Marine life has returned at dramatic levels to the waters of the Lamlash Bay No Take Zone, a new study from the University of York has shown. There are nearly four times more king scallops in the area since 2010 and larger lobsters are more abundant.
The recovery of Lamlash MPA No Take Zone and South Arran MPA: Has protection led to improved biodiversity and habitats? . Notley, W.
This study investigated how biodiversity had changed within two separate zones in an MPA around the south of the Isle of Arran, Scotland – an NTZ, which is fully protected from fishing, and the remaining area which is open to a limited amount of fishing.
The recovery of the commercially valuable scallop species under different forms of protection around the Isle of Arran . James, L.
After ten years of the NTZ being in place (2008), and three years since the MPA was designated (2016), new data were collected in 2019 to compare the differences in densities and population structure of King scallop
The influence of the Lamlash Bay no-take zone on spatial and temporal variation in the recovery of commercially exploited crustaceans. Crimmins, E.
After nearly 10 years of protection, this study assesses whether the No Take Zone in Lamlash Bay has been successful in preserving and enhancing commercially important populations of European lobster, Brown crab and Velvet swimming crab.
The South Arran marine protected area (MPA) on the West coast of Scotland contains one of only three no-take zones within the UK and has strict management plans for zonation within the MPA. Two years on from it’s formation, this study looks to use baited remote underwater surveys to investigate the fish assemblage and biodiversity within the MPA.
The influence of the Lamlash Bay no-take zone, Firth of Clyde, on spatial and temporal variation in the recovery of commercially exploited crustaceans.
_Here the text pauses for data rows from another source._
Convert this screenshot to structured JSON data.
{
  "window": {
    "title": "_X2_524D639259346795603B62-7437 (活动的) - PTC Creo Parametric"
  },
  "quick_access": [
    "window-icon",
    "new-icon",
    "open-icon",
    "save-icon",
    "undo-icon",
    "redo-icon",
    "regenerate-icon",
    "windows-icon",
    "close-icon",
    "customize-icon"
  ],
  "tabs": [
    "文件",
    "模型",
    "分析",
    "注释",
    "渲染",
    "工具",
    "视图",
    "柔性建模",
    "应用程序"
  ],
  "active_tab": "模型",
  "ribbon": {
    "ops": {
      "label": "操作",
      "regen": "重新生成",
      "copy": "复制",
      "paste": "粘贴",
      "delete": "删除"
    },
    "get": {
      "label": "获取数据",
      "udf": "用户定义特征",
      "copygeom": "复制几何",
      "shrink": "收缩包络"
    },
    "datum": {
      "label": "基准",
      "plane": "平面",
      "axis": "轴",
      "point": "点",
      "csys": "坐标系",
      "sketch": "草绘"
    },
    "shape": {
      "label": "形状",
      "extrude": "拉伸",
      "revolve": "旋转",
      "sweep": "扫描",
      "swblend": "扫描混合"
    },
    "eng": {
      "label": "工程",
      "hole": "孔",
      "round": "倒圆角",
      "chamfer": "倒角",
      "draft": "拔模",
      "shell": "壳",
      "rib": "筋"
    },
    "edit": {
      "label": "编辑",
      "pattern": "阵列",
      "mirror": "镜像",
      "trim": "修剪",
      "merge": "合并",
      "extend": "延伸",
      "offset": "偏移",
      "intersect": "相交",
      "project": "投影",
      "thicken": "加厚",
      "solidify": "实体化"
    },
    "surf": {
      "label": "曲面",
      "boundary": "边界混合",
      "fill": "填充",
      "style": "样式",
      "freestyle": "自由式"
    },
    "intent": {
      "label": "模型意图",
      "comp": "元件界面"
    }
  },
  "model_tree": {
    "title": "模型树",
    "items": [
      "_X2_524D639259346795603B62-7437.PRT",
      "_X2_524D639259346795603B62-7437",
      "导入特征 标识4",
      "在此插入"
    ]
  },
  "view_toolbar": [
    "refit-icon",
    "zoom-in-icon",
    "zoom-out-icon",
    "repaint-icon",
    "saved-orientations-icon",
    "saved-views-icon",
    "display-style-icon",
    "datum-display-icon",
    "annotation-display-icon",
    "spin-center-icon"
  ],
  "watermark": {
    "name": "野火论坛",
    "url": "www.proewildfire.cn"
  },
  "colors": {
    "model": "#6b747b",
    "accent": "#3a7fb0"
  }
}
Carney, W.
Conclusions drawn state that the Lamlash Bay NTZ is boosting lobster biomass within its boundaries and is extremely important in echoing the invaluable contribution of NTZs in restoring and enhancing commercially exploited invertebrate communities.
The effects of Sargassum muticum on fish species composition and population densities within Zostera marina beds. Dry, K.
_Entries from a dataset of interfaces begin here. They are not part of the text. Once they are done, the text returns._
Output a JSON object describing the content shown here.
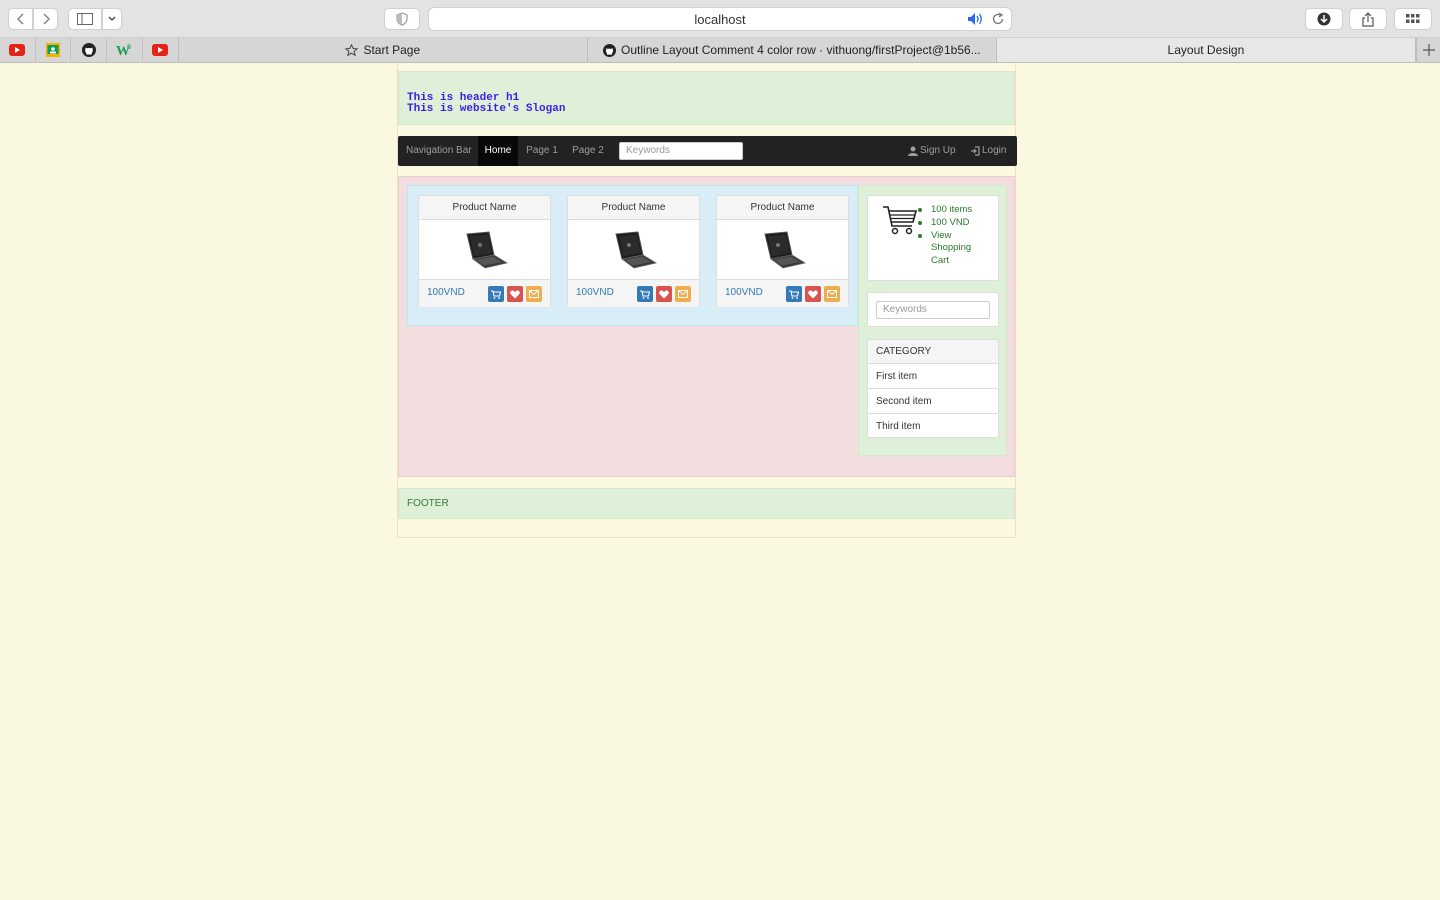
{
  "browser": {
    "url": "localhost",
    "tabs": [
      {
        "label": "Start Page",
        "icon": "star-icon"
      },
      {
        "label": "Outline Layout Comment 4 color row · vithuong/firstProject@1b56...",
        "icon": "github-icon"
      },
      {
        "label": "Layout Design",
        "icon": ""
      }
    ],
    "favorites": [
      "youtube-icon",
      "google-classroom-icon",
      "github-icon",
      "w3schools-icon",
      "youtube-icon"
    ]
  },
  "header": {
    "h1": "This is header h1",
    "slogan": "This is website's Slogan"
  },
  "navbar": {
    "brand": "Navigation Bar",
    "items": [
      "Home",
      "Page 1",
      "Page 2"
    ],
    "active": "Home",
    "search_placeholder": "Keywords",
    "signup": "Sign Up",
    "login": "Login"
  },
  "products": [
    {
      "name": "Product Name",
      "price": "100VND"
    },
    {
      "name": "Product Name",
      "price": "100VND"
    },
    {
      "name": "Product Name",
      "price": "100VND"
    }
  ],
  "cart": {
    "items": "100 items",
    "total": "100 VND",
    "link": [
      "View",
      "Shopping",
      "Cart"
    ]
  },
  "sidebar_search": {
    "placeholder": "Keywords"
  },
  "category": {
    "title": "CATEGORY",
    "items": [
      "First item",
      "Second item",
      "Third item"
    ]
  },
  "footer": {
    "text": "FOOTER"
  },
  "colors": {
    "background": "#faf8e1",
    "header_green": "#dff0d8",
    "main_pink": "#f2dede",
    "products_blue": "#d9edf7",
    "navbar": "#222222",
    "cart_btn": "#337ab7",
    "heart_btn": "#d9534f",
    "mail_btn": "#f0ad4e"
  }
}
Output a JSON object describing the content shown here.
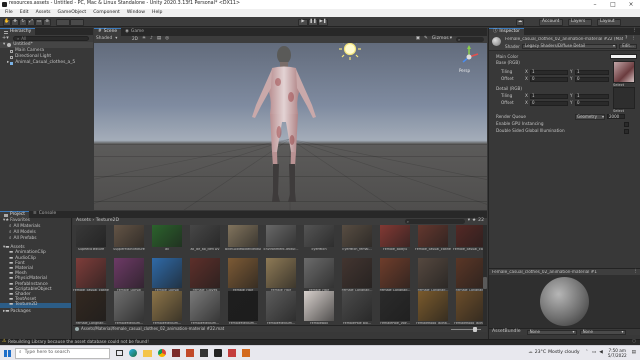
{
  "window": {
    "title": "resources.assets - Untitled - PC, Mac & Linux Standalone - Unity 2020.3.13f1 Personal* <DX11>"
  },
  "menu": [
    "File",
    "Edit",
    "Assets",
    "GameObject",
    "Component",
    "Window",
    "Help"
  ],
  "toolbar": {
    "account": "Account",
    "layers": "Layers",
    "layout": "Layout"
  },
  "hierarchy": {
    "tab": "Hierarchy",
    "search_placeholder": "All",
    "items": [
      "Untitled*",
      "Main Camera",
      "Directional Light",
      "Animal_Casual_clothes_a_5"
    ]
  },
  "scene": {
    "tabs": [
      "Scene",
      "Game"
    ],
    "shading": "Shaded",
    "gizmos": "Gizmos",
    "gizmo_persp": "Persp"
  },
  "project": {
    "tabs": [
      "Project",
      "Console"
    ],
    "breadcrumb": "Assets › Texture2D",
    "tree": [
      "Favorites",
      "All Materials",
      "All Models",
      "All Prefabs",
      "Assets",
      "AnimationClip",
      "AudioClip",
      "Font",
      "Material",
      "Mesh",
      "PhysicMaterial",
      "PrefabInstance",
      "ScriptableObject",
      "Shader",
      "TextAsset",
      "Texture2D",
      "Packages"
    ],
    "path": "Assets/Material/female_casual_clothes_02_animation-material #22.mat",
    "count": "22",
    "row_labels": [
      [
        "SupRecoTexture",
        "SupperMainTexture",
        "all",
        "all_dif_ao_diffTDV",
        "BikeGoldMoldedTexture",
        "Environment-Textur...",
        "EyePatch",
        "EyePatch_femal...",
        "Female_Body4",
        "Female_casual_clothe...",
        "Female_casual_clothe..."
      ],
      [
        "Female_casual_clothe...",
        "Female_Dorsal",
        "Female_Dorsal",
        "Female_Gloves",
        "Female_Hair",
        "Female_Hair",
        "Female_Hair",
        "Female_Longhair...",
        "Female_Longhair...",
        "Female_Longhair...",
        "Female_Longhair..."
      ],
      [
        "Female_Longhair...",
        "FemaleMedium...",
        "FemaleMedium...",
        "FemaleMedium...",
        "FemaleMedium...",
        "FemaleMedium...",
        "FemaleBox",
        "FemalePale Blo...",
        "FemalePale_Voir...",
        "FemaleRooo Tailha...",
        "FemaleRooo Tailha..."
      ]
    ]
  },
  "inspector": {
    "tab": "Inspector",
    "title": "Female_casual_clothes_02_animation-material #22 (Mat",
    "shader_label": "Shader",
    "shader_value": "Legacy Shaders/Diffuse Detail",
    "edit_label": "Edit...",
    "main_color": "Main Color",
    "base_rgb": "Base (RGB)",
    "tiling": "Tiling",
    "offset": "Offset",
    "x": "X",
    "y": "Y",
    "tiling_main_x": "1",
    "tiling_main_y": "1",
    "offset_main_x": "0",
    "offset_main_y": "0",
    "detail_rgb": "Detail (RGB)",
    "tiling_detail_x": "1",
    "tiling_detail_y": "1",
    "offset_detail_x": "0",
    "offset_detail_y": "0",
    "select": "Select",
    "render_queue": "Render Queue",
    "render_queue_mode": "Geometry",
    "render_queue_value": "2000",
    "gpu_instancing": "Enable GPU Instancing",
    "double_sided": "Double Sided Global Illumination",
    "preview_name": "Female_casual_clothes_02_animation-material #1",
    "assetbundle_label": "AssetBundle",
    "assetbundle_value": "None",
    "assetbundle_variant": "None"
  },
  "status": {
    "message": "Rebuilding Library because the asset database could not be found!"
  },
  "taskbar": {
    "search_placeholder": "Type here to search",
    "weather_temp": "23°C",
    "weather_desc": "Mostly cloudy",
    "time": "7:50 am",
    "date": "5/7/2022"
  },
  "colors": {
    "accent": "#3a79bb",
    "panel": "#383838",
    "selected": "#2c5d87",
    "taskbar": "#e8e8ee"
  }
}
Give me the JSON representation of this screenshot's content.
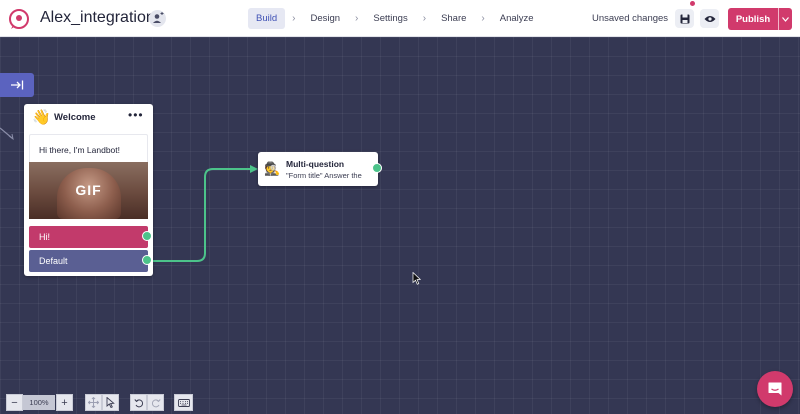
{
  "header": {
    "title": "Alex_integration",
    "nav": [
      {
        "label": "Build",
        "active": true
      },
      {
        "label": "Design"
      },
      {
        "label": "Settings"
      },
      {
        "label": "Share"
      },
      {
        "label": "Analyze"
      }
    ],
    "separator": "›",
    "status": "Unsaved changes",
    "publish_label": "Publish"
  },
  "canvas": {
    "welcome": {
      "emoji": "👋",
      "title": "Welcome",
      "menu": "•••",
      "message": "Hi there, I'm Landbot!",
      "gif_label": "GIF",
      "buttons": [
        "Hi!",
        "Default"
      ]
    },
    "multi_question": {
      "emoji": "🕵",
      "title": "Multi-question",
      "subtitle": "\"Form title\" Answer the"
    }
  },
  "toolbar": {
    "zoom_out": "−",
    "zoom_level": "100%",
    "zoom_in": "+"
  },
  "colors": {
    "accent": "#d13a6c",
    "canvas_bg": "#343753",
    "connector": "#4cc38a",
    "nav_active": "#3f51b5",
    "default_button": "#5a5f93"
  },
  "icons": [
    "logo-icon",
    "add-user-icon",
    "save-icon",
    "preview-icon",
    "chevron-down-icon",
    "collapse-panel-icon",
    "move-tool-icon",
    "pointer-tool-icon",
    "undo-icon",
    "redo-icon",
    "keyboard-icon",
    "chat-icon"
  ]
}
Thee invasive seaweed, Sargassum muticum was first identified in the UK in the 1973 and has recently been identified off the coast of the Isle of Arran, Scotland. The coasts of this island are host to several eelgrass beds which provide food, protection and nursery habitat for many commercially important fish species, some of which are vulnerable.